Not only is farming and agriculture viewed more positively than all of the other 24 listed sectors; it gained 11 percentage-points in positive sentiment over the past year.

As someone who spends my days answering questions and clearing up misunderstandings about agriculture and today’s farming practices, I’m pleasantly surprised. Even in a state like Iowa, many people aren’t closely connected to farming (less than 5 percent of Iowa’s population farms), and it seems like the news coverage and social media commentary about farming misses the mark far too often.

So how are Americans overcoming their lack of farming exposure and filtering out enough noise to see and admire the farming and agriculture sector?

The empty grocery store shelves and other shortages caused by Covid-19 disruptions have definitely put a spotlight on the importance of farmers and the supply chain that moves food from farms to our local grocery stores.
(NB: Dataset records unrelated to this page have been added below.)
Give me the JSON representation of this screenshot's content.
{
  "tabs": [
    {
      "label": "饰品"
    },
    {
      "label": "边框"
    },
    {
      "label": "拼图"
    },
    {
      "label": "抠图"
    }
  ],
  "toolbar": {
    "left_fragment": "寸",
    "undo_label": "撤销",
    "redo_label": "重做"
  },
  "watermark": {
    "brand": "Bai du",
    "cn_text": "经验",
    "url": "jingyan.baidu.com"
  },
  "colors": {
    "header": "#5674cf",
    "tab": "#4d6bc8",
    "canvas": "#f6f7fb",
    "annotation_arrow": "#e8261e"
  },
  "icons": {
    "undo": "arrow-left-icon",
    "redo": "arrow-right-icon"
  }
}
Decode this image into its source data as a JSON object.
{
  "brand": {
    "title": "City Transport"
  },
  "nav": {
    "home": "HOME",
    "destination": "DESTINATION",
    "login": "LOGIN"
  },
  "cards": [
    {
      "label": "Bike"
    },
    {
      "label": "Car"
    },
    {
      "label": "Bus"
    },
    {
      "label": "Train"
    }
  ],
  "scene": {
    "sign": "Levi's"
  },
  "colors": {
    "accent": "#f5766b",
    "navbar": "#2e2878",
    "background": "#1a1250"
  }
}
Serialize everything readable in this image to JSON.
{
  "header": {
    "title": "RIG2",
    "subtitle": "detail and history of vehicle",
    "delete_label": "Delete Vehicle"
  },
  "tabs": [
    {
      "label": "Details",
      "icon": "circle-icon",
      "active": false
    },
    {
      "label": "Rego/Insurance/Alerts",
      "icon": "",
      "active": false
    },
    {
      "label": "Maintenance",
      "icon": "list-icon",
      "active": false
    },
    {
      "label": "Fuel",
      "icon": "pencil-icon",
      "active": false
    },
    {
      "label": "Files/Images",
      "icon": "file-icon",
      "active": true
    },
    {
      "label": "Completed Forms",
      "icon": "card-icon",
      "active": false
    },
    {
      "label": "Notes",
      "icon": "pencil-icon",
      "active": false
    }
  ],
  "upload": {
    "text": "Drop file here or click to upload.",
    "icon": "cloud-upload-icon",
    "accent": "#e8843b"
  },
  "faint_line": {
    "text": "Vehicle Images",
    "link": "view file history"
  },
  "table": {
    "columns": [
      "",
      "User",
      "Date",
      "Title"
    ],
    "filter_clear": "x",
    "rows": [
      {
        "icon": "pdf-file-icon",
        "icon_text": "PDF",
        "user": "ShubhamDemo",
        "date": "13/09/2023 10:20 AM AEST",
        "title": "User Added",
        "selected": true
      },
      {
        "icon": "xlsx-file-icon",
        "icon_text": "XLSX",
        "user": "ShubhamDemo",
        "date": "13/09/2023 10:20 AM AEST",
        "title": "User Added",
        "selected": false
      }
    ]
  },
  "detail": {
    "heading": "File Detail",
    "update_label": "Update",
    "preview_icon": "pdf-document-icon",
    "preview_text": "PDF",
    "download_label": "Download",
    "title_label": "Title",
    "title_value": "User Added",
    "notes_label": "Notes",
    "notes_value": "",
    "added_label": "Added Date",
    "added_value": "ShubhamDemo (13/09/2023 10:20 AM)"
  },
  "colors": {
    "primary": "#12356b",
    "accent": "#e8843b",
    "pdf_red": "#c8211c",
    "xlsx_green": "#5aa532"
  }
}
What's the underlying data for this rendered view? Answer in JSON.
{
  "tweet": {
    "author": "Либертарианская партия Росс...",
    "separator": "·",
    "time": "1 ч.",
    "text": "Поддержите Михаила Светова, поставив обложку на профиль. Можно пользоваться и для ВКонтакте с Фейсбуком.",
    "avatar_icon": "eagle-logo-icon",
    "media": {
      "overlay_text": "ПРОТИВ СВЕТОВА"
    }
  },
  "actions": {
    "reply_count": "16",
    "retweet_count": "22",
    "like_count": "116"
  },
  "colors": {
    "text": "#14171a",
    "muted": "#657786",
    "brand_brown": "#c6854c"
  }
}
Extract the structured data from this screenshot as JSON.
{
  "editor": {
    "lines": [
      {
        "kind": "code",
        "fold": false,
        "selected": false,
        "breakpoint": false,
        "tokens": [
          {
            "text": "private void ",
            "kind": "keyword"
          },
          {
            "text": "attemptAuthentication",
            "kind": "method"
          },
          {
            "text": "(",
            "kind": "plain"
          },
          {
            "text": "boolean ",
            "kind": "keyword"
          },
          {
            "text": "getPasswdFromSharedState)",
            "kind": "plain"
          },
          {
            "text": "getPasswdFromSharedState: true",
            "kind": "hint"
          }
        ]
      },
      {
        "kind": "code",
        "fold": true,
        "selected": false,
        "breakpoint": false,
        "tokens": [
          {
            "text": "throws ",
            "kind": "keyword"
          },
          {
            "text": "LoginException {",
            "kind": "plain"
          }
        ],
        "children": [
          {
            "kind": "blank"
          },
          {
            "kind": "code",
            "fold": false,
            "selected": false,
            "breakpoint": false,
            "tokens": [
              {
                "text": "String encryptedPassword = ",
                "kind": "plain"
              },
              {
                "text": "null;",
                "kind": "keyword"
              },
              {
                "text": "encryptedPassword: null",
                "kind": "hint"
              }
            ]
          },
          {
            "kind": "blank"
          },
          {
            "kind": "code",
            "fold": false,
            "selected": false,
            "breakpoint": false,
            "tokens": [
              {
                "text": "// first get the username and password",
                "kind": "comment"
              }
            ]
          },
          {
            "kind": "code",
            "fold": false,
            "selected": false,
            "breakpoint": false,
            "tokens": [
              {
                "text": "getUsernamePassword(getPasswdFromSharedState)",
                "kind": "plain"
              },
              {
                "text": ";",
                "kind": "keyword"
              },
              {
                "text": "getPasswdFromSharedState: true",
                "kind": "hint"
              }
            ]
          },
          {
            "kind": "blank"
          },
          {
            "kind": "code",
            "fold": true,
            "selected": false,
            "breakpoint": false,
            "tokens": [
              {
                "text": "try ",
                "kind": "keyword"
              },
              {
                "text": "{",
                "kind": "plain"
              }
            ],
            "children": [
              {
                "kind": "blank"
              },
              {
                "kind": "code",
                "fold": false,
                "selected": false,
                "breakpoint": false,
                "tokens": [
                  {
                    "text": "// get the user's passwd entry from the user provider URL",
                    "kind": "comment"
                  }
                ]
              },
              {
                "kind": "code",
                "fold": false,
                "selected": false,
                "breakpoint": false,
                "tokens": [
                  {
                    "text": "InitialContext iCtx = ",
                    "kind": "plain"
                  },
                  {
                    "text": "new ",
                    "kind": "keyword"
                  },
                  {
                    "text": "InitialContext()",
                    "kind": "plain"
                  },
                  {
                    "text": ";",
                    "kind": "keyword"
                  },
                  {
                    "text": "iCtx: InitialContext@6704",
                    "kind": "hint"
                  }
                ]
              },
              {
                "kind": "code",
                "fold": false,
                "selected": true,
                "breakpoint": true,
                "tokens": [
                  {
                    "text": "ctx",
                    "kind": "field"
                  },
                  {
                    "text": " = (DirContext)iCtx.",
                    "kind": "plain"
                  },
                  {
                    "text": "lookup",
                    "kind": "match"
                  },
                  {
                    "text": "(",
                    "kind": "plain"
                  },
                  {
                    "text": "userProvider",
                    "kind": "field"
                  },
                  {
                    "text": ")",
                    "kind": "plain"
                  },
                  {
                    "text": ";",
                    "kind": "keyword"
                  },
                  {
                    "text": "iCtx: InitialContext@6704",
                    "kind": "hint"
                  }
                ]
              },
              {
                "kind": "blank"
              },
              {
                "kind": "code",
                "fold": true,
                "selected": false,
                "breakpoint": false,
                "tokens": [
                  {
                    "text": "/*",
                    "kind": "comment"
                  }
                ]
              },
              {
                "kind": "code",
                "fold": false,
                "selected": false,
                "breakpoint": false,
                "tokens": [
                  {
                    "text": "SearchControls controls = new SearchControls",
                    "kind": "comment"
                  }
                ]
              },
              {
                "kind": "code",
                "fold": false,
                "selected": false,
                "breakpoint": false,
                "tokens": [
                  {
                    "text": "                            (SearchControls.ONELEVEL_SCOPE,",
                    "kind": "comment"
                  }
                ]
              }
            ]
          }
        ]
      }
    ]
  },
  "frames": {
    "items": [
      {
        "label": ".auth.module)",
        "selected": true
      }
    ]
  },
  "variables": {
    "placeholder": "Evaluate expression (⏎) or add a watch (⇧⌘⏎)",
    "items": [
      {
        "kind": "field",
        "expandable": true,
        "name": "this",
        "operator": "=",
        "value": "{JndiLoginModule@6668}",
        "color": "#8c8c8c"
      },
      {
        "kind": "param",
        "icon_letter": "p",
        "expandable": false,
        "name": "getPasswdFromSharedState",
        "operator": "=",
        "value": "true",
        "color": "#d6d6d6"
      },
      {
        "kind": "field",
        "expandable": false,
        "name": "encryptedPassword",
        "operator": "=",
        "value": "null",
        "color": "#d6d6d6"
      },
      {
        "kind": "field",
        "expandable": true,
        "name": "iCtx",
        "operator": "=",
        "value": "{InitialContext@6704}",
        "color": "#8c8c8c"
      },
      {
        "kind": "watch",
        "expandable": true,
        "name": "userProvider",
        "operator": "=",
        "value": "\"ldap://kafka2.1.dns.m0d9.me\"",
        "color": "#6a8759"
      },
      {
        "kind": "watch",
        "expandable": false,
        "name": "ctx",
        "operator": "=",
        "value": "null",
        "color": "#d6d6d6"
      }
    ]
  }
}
So I can surmise that we’re all feeling more aware of and grateful for the people who provide our food.

But I also wanted to seek the expertise of someone who researches consumer trust and sentiment for a living.

Charlie Arnot is the CEO of The Center for Food Integrity (CFI), a national not-for-profit organization dedicated to building consumer trust and confidence in today’s food system. CFI (whose members include everyone from Costco and Chick-fil-A to Kroger and Starbucks) has years of research into consumer trust and behavior, including recent insights into Covid-19 and its impact on consumers. That research leads Charlie to his conclusion about farming and agriculture’s strong standing with consumers and the sector’s uptick (in positive sentiment) in 2020:

“Covid-19 created unprecedented disruption in our personal lives and society more broadly. When you couple this disruption with a highly politicized and polarized election year, it creates an extraordinary level of uncertainty and anxiety. In that context, consumers are searching for those who are trustworthy, and American farmers rise to the top of that list. The iconic farmer represents a commitment to shared values like family, community, hard work and doing ‘what’s right.’ Those values are in short supply in some sectors, which reinforces the value farmers bring not just to agriculture, but to our communities and our nation as a whole.”

It’s pretty simple.

When life is crazy, we look to the people we can count on. I don’t need to farm or having a technical understanding of what it takes to farm today to appreciate the work and commitment it takes to grow our food, by families that have been working the land and caring for livestock for generations.

2020 has given us plenty of reasons to feel uncertain and anxious, which makes the people we can trust that much more appreciated and valuable.

By Zach Bader. Zach is Iowa Farm Bureau’s Digital Marketing Manager.